|Law Firm Name||Location|
|Carroll & O'Dea Lawyers||Sydney||Australia|
|Eisenberg & Associates, APC||Irvine||California|
|Gary C. Johnson, PSC||Pikeville||Kentucky|
|Kinnard, Clayton & Beveridge||Nashville||Tennessee|
|Masters Law Firm, L.C., The||Charleston||West Virginia|
|Matthews & Zahare, P.C.||Anchorage||Alaska|
|McKeen & Associates, P.C.||Detroit||Michigan|
|Merkel & Cocke||Clarksdale||Mississippi|
|Ogborn Mihm LLP||Denver||Colorado|
|Roe Cassidy Coates & Price, P.A.||Greenville||South Carolina|
|Wharton Aldhizer & Weaver, PLC||Harrisonburg||Virginia|
|Wharton Aldhizer & Weaver, PLC||West Virginia|
|Winder & Counsel, PC||Salt Lake City||Utah|
The term legal malpractice defines the failure or negligence of an attorney to provide adequate or competent professional legal service to a client. In the incident that a client experiences damages as a result of such negligence, he or she may be able to pursue a legal malpractice claim against the attorney.
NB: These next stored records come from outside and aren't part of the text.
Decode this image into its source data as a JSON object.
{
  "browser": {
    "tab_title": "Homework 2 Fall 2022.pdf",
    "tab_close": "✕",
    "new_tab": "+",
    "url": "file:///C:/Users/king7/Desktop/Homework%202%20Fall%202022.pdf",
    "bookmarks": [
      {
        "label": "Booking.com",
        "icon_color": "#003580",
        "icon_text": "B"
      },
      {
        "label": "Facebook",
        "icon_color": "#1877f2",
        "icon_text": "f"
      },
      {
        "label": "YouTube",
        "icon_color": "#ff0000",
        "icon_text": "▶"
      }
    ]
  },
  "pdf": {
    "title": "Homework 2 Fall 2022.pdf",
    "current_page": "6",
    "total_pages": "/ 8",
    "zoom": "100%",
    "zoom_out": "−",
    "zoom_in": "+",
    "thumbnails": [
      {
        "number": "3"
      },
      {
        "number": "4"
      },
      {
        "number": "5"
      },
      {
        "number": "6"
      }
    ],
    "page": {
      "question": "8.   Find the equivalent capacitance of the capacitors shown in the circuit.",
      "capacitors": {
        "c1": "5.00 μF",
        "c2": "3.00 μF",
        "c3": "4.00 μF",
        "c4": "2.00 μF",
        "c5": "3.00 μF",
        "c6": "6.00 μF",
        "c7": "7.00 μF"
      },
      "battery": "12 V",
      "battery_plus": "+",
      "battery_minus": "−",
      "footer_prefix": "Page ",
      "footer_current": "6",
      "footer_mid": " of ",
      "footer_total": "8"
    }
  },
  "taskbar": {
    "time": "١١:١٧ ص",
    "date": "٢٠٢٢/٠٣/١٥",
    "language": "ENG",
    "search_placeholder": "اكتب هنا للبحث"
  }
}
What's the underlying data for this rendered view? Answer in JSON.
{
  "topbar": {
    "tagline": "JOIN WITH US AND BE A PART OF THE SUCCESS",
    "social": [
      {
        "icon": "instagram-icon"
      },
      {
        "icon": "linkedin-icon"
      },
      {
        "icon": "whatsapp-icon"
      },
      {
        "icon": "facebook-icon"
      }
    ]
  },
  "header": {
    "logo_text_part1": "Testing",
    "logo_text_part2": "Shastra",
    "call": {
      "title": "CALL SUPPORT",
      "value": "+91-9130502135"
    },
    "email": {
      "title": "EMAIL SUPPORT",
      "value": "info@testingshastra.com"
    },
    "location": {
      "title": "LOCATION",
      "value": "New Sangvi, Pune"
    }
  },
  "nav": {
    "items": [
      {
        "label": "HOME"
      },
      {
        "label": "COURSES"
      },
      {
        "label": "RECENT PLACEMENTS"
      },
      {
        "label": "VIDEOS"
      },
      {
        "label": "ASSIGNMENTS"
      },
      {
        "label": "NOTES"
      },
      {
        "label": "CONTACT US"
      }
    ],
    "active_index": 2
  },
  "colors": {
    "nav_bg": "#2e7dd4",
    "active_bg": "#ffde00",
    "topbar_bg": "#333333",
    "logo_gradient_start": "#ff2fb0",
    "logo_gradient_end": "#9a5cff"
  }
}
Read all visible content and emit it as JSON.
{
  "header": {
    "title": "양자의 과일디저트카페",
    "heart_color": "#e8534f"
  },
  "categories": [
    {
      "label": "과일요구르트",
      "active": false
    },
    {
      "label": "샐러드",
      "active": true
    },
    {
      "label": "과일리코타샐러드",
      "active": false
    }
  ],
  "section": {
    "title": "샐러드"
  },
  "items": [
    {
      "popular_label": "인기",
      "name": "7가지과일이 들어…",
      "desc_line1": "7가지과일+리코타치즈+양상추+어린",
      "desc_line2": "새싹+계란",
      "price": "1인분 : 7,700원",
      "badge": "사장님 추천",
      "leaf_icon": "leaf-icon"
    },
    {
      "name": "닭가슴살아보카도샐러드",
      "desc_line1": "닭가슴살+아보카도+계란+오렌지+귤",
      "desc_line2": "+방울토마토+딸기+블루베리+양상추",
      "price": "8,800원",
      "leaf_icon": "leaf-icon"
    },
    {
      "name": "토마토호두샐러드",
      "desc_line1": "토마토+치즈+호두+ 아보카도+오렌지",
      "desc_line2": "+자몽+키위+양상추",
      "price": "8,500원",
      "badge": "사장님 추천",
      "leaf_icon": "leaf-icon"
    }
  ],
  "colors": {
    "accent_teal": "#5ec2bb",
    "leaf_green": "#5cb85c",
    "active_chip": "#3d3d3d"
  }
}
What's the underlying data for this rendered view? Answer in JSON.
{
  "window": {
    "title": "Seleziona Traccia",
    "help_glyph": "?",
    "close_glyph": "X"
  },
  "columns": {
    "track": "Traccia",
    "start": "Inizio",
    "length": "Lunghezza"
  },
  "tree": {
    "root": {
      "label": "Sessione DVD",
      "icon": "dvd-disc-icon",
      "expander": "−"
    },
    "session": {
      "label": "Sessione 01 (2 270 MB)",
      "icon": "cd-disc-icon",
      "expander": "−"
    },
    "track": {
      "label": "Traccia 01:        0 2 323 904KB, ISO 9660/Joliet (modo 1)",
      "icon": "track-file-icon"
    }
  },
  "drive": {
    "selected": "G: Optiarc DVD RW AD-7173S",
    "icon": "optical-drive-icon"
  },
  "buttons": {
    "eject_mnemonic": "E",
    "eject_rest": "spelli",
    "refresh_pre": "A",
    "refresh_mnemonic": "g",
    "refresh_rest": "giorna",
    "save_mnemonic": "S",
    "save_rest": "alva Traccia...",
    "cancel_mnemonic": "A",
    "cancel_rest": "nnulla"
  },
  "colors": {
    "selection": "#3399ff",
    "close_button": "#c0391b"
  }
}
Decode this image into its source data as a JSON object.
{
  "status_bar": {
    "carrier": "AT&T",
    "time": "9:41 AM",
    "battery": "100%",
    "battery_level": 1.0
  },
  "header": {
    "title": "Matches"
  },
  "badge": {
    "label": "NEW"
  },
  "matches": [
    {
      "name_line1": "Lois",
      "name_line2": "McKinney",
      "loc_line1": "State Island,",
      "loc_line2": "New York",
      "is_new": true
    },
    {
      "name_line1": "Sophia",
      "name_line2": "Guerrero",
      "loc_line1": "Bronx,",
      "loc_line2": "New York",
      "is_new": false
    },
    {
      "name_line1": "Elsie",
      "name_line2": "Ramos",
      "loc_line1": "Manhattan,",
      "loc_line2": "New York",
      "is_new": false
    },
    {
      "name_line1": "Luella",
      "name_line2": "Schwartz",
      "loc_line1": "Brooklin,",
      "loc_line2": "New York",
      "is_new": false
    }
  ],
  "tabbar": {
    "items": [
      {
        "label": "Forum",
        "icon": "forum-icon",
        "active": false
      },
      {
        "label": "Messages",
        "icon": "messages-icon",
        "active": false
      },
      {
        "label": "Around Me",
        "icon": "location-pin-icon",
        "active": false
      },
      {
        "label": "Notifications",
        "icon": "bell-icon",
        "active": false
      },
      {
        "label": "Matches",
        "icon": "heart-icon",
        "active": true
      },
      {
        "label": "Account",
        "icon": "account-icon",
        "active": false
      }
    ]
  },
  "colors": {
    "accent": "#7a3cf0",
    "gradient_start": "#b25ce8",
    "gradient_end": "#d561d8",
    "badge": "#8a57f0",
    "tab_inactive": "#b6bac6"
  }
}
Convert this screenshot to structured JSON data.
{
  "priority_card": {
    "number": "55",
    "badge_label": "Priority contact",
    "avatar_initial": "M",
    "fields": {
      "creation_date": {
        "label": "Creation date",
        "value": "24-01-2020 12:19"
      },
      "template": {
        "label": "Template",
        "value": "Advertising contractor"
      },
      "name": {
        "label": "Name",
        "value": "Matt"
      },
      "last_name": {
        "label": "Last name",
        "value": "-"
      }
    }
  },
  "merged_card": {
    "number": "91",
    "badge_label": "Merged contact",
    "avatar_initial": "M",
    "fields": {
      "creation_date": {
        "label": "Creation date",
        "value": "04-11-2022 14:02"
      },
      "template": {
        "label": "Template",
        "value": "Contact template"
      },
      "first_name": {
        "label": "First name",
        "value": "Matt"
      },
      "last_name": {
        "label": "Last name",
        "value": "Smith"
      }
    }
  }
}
For legal malpractice to be “actionable” (having all the components necessary to constitute a viable cause of action), there must be a duty owed to someone, a breach of that duty, and resulting harm or damage that is proximately caused by that breach. The simplest way to apply the concept of proximate cause to legal malpractice is to ask whether, “but for” the alleged negligence, the harm or injury would have occurred?